Perfect Blue’s soundtrack is as much a criticism of J-pop’s frequent overproduction and excess as it is a commendation of it. Two of the album’s pop songs are by film composers (Masahiro Ikumi and Makoto Mitsui), while the others are by frequent pop songwriters. Misia, the vocalist for “Angel of Love” and “Cherish These Memories,” was a rising J-pop star during the film’s production. The year after Perfect Blue’s release, her debut album sold over 10 million copies. Ironically, the film denounces the very notion of J-pop stardom and success by deconstructing its artificial nature.
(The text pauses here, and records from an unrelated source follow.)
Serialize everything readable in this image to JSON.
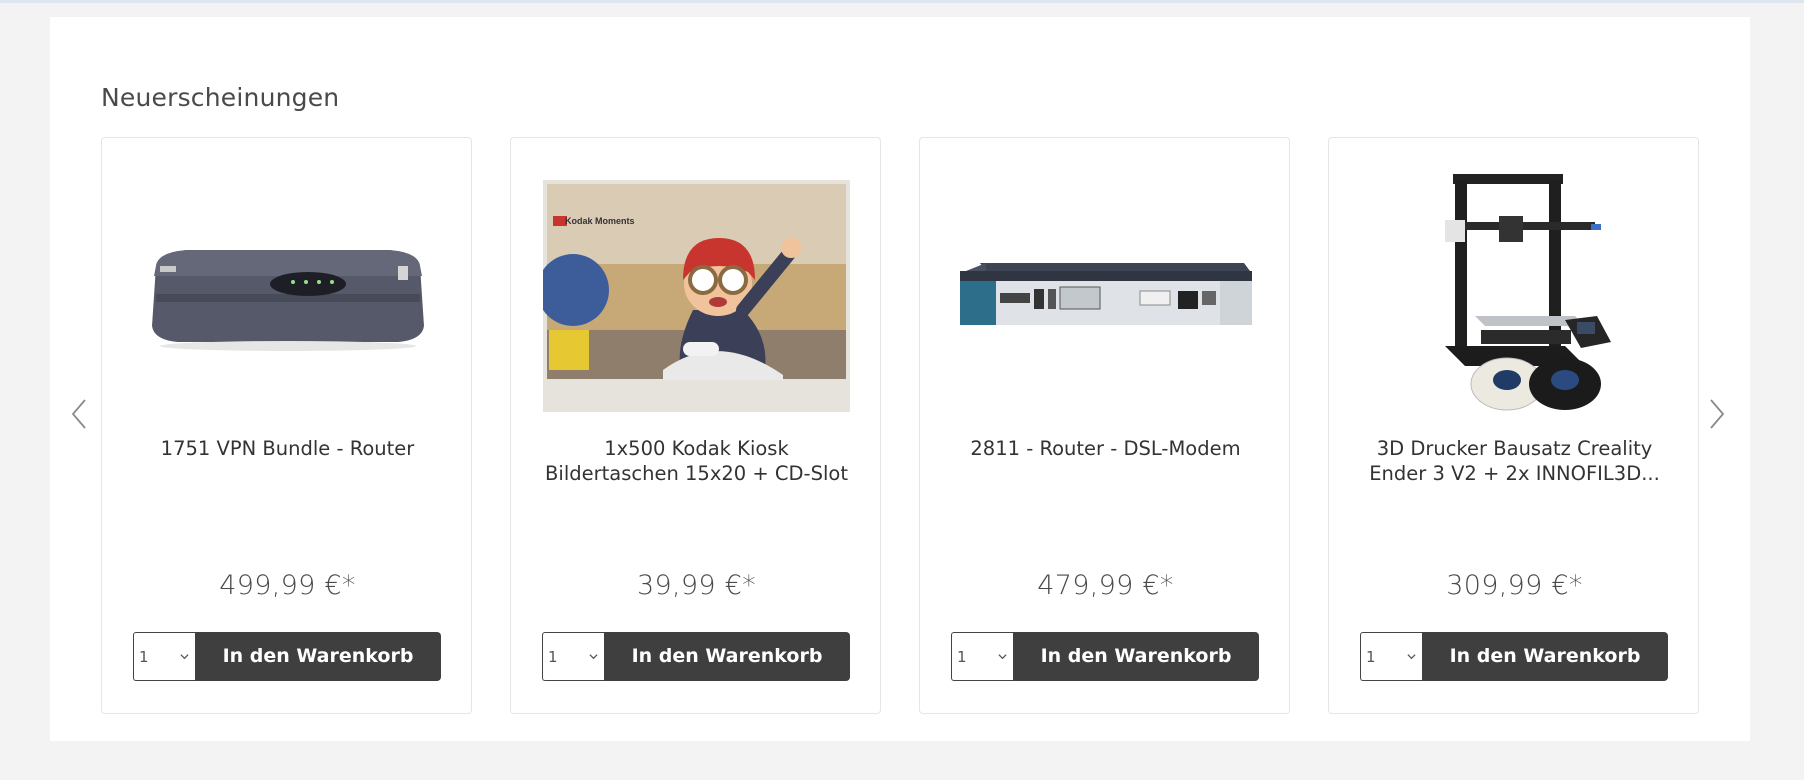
{
  "section": {
    "title": "Neuerscheinungen"
  },
  "carousel": {
    "prev_icon": "chevron-left-icon",
    "next_icon": "chevron-right-icon"
  },
  "products": [
    {
      "name": "1751 VPN Bundle - Router",
      "price": "499,99 €*",
      "quantity": "1",
      "button_label": "In den Warenkorb",
      "image": "cisco-1751-router-image"
    },
    {
      "name": "1x500 Kodak Kiosk Bildertaschen 15x20 + CD-Slot",
      "price": "39,99 €*",
      "quantity": "1",
      "button_label": "In den Warenkorb",
      "image": "kodak-moments-photo-envelope-image",
      "image_text": "Kodak Moments"
    },
    {
      "name": "2811 - Router - DSL-Modem",
      "price": "479,99 €*",
      "quantity": "1",
      "button_label": "In den Warenkorb",
      "image": "cisco-2811-rack-router-image"
    },
    {
      "name": "3D Drucker Bausatz Creality Ender 3 V2 + 2x INNOFIL3D...",
      "price": "309,99 €*",
      "quantity": "1",
      "button_label": "In den Warenkorb",
      "image": "creality-ender-3d-printer-image"
    }
  ],
  "colors": {
    "button_bg": "#3f3f3f",
    "page_bg": "#f3f3f3",
    "panel_bg": "#ffffff"
  }
}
Massive J-pop groups such as AKB48 and Western acts such as NSYNC, One Direction and Britney Spears are often plagued by their possessive fandom. In Japan, this unhealthy fan-performer relationship stems partially from record producers, who contractually prohibit J-pop idols from dating. According to rocketnews24, a Japanese pop culture publication, there’s an “unspoken implication that openly dating someone will destroy the fantasies of individual fans that would like to date the singer themselves.”
Perfect Blue’s opener, “Angel of Love,” hints at this concept. When translated to English, the lyrics can be interpreted as the singer telling her (mostly male) fans she is a possession of theirs: “And then you come and listen to the sweet little voice/Singing there for you and only for you/She is protecting you right now.” The key phrase here is for you and only you. This is syrupy pop with sinister, hard-hitting meanings.
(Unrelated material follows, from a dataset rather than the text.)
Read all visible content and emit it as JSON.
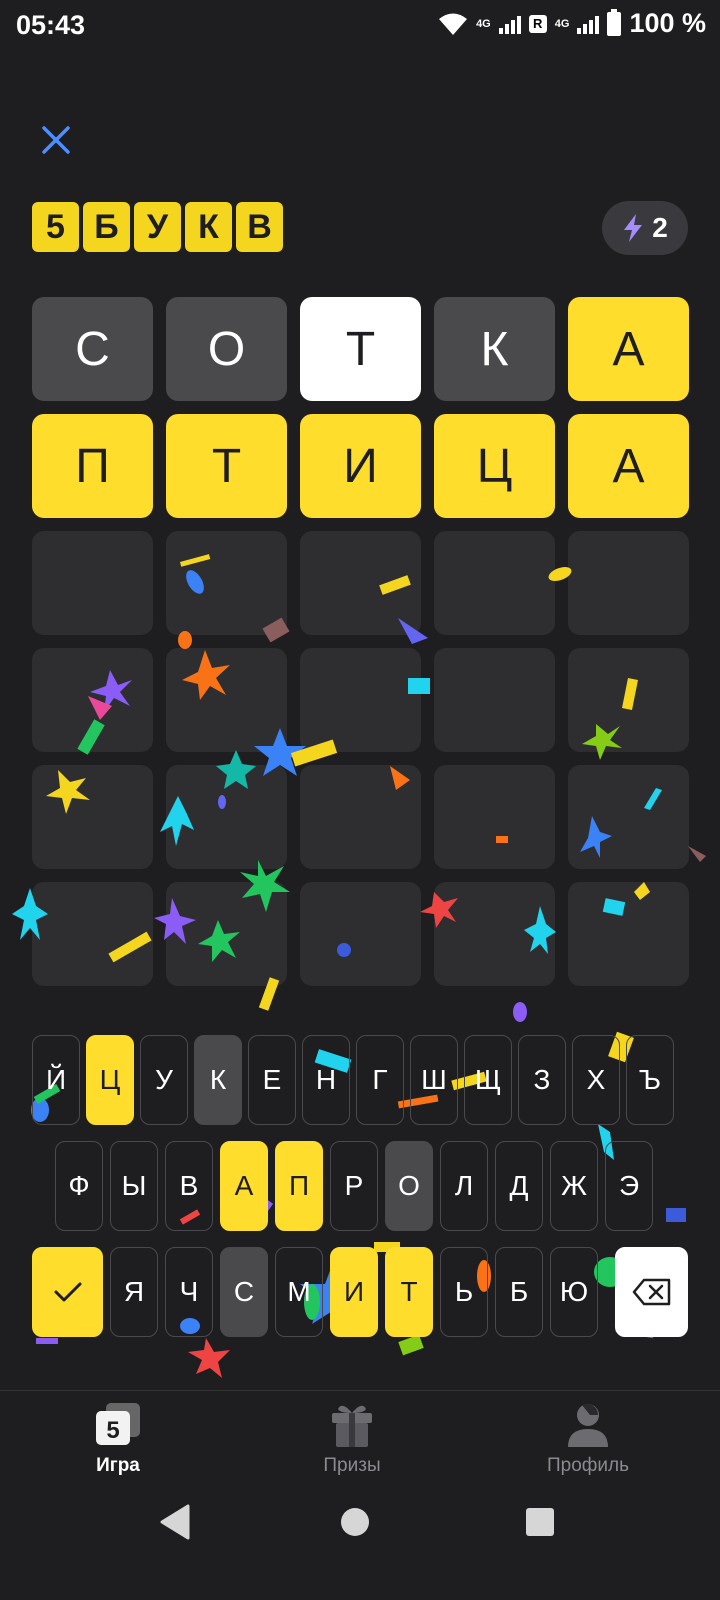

Other vocal tracks “Alone, But at Ease” and “Cherish These Memories” lack “Angel of Love’s” lyrical depth. Instead, they contain obvious life lessons, such as finding self-confidence and discovering new interests. The closing track, “Seasons,” makes up for its poetic shortcomings by being a seriously good pop song. It’s a feel good track (played over the credits of a truly terrifying film) with melodies on par with peak form Princess Princess tracks.
Spliced between Perfect Blue’s pop songs are unsettling instrumental pieces. The balance of these two genres define the album’s distinct sound. On the instrumental tracks, there’s a foreboding sense of tension, as if there’s a Xenomorph creeping behind a corridor, ready to pounce. Speaking of Alien, “Mima’s Theme” has a spacey quality that would fit snugly within that film.
The song “Nightmare” is exactly that; a nightmare. Listening to this track is akin to wandering in the dark with a hunch that something is gradually closing in, refusing to reveal itself. The track’s occasional muted screeches and industrial sounds do not help calm the situation. This is probably the most memorable theme of the film due to its unnerving melody and sinister build.
“Uchida’s Theme” is an intoxicating club song with murderous intent. It presents a party so immersive and alluring that it’s simple– and dangerous– to get lost in. The atmosphere of “Uchida’s Theme” is similar to “Nightmare,” but more imminent. Instead of wandering alone in the dark, you’re alone in a crowded bar, unaware of your assailant. But this time, your mind is not playing tricks on you.
The Perfect Blue soundtrack is a well-executed balancing act between the happy and the harrowing. Both dimensions would work well as stand-alone pieces, but when combined, they exist as a unique film score.
When a pop song ends, something lurks in the corner, ready to terrorize and corrupt; you escape that danger because of the comforting peppiness and protection awaiting on the next track. The Angel of Love is there for you and only you. Suddenly, I understand the allure of it all.